Work request: Tally the lines of the entries in which the string "JSON" occurs, and say only how many.

Excerpts from an interface dataset:
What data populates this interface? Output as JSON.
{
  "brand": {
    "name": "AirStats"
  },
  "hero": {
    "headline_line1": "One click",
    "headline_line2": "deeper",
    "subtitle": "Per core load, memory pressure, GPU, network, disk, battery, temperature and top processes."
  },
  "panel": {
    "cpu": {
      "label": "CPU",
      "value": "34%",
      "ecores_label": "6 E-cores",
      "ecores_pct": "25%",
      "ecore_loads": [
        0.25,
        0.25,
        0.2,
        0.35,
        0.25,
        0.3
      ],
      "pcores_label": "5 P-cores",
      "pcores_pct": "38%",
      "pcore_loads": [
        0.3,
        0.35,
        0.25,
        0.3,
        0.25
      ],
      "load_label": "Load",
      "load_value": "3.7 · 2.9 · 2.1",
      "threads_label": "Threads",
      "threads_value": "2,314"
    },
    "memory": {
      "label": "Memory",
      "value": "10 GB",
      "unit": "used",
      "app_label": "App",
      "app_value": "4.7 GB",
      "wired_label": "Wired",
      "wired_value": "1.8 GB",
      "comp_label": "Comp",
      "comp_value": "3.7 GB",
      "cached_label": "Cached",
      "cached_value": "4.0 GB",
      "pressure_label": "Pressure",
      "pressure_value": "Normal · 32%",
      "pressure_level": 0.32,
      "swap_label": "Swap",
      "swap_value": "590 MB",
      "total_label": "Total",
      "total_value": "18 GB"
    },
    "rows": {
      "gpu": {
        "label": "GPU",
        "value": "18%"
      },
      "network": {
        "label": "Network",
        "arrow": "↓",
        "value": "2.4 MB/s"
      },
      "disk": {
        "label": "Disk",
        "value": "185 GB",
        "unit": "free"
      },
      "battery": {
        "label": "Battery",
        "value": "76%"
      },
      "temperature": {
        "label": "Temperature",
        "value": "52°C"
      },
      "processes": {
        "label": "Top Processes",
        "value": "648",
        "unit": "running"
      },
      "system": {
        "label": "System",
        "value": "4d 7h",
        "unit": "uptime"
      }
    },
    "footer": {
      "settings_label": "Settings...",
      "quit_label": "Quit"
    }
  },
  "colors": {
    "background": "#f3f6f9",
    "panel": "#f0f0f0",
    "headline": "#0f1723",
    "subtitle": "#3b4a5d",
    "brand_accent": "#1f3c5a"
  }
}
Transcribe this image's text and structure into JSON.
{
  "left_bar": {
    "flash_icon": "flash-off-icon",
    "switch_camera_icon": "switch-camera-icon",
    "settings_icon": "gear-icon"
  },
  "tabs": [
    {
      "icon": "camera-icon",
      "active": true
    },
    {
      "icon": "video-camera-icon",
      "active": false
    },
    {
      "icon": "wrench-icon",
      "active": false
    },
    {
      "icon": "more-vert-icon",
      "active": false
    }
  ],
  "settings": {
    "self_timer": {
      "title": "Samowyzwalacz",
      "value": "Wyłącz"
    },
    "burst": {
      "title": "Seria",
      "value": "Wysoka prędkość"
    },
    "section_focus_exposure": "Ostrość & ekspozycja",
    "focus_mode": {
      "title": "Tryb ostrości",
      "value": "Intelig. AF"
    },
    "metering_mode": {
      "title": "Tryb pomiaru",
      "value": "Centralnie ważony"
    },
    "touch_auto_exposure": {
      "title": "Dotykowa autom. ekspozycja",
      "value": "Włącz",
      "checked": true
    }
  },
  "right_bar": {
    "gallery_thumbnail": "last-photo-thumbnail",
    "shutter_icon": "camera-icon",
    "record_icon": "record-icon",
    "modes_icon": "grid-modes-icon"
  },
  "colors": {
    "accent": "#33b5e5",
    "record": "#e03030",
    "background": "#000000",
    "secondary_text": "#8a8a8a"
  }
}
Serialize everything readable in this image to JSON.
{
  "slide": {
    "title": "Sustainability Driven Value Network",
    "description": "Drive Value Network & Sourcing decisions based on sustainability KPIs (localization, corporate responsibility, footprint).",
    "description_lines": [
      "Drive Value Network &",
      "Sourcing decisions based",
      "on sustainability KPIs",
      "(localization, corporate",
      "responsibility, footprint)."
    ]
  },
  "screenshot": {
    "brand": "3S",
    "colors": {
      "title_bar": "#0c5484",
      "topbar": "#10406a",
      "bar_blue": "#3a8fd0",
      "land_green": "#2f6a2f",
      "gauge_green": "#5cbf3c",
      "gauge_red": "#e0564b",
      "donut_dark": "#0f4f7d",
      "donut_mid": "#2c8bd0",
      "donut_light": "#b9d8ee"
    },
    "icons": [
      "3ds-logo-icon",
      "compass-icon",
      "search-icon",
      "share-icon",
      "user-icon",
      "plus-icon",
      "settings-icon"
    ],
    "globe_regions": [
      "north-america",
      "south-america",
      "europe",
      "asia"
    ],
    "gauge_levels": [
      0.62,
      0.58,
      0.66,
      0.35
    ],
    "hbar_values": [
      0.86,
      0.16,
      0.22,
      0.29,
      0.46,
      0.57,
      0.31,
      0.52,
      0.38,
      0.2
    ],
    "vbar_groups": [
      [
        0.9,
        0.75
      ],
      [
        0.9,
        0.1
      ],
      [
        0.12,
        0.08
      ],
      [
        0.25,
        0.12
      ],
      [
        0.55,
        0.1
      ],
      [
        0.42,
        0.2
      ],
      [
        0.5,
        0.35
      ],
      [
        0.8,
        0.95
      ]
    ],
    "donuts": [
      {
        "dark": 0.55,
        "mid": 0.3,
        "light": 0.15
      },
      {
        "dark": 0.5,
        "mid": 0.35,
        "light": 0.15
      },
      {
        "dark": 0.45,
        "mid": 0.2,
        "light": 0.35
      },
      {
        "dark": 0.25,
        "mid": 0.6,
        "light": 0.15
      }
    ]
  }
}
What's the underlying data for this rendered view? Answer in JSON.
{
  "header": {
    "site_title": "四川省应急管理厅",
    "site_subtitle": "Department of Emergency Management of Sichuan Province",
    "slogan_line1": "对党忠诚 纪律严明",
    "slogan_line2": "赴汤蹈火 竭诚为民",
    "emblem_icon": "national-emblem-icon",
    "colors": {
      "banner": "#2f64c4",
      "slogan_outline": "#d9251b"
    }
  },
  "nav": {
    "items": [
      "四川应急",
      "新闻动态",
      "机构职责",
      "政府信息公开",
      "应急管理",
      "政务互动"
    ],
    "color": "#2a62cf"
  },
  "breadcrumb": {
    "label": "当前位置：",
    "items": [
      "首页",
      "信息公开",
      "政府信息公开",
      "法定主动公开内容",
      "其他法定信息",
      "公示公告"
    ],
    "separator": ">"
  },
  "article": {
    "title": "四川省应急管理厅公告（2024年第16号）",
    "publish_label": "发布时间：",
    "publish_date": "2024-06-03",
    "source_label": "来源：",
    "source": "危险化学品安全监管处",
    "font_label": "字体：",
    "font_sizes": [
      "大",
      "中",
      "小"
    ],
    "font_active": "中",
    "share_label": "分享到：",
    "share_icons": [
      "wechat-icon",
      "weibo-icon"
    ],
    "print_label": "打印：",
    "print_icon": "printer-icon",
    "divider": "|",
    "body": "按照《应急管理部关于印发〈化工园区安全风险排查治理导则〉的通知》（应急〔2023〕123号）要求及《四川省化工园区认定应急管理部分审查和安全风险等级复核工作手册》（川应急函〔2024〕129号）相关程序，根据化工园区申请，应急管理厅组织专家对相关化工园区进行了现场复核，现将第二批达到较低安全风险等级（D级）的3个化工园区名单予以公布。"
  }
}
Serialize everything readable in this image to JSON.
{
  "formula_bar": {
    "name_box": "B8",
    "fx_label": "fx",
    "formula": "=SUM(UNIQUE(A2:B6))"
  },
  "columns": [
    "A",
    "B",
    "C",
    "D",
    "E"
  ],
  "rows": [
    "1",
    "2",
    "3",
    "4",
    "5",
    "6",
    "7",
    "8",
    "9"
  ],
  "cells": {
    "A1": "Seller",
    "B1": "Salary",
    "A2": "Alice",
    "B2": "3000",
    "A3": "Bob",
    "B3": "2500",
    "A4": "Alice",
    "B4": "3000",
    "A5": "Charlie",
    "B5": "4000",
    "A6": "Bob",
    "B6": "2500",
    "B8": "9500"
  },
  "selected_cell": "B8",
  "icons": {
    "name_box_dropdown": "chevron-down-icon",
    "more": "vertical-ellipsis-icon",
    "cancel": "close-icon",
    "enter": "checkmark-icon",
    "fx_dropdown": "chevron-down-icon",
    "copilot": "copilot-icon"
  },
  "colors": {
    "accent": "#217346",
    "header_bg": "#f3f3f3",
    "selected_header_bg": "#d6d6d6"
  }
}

Output for this exercise: 5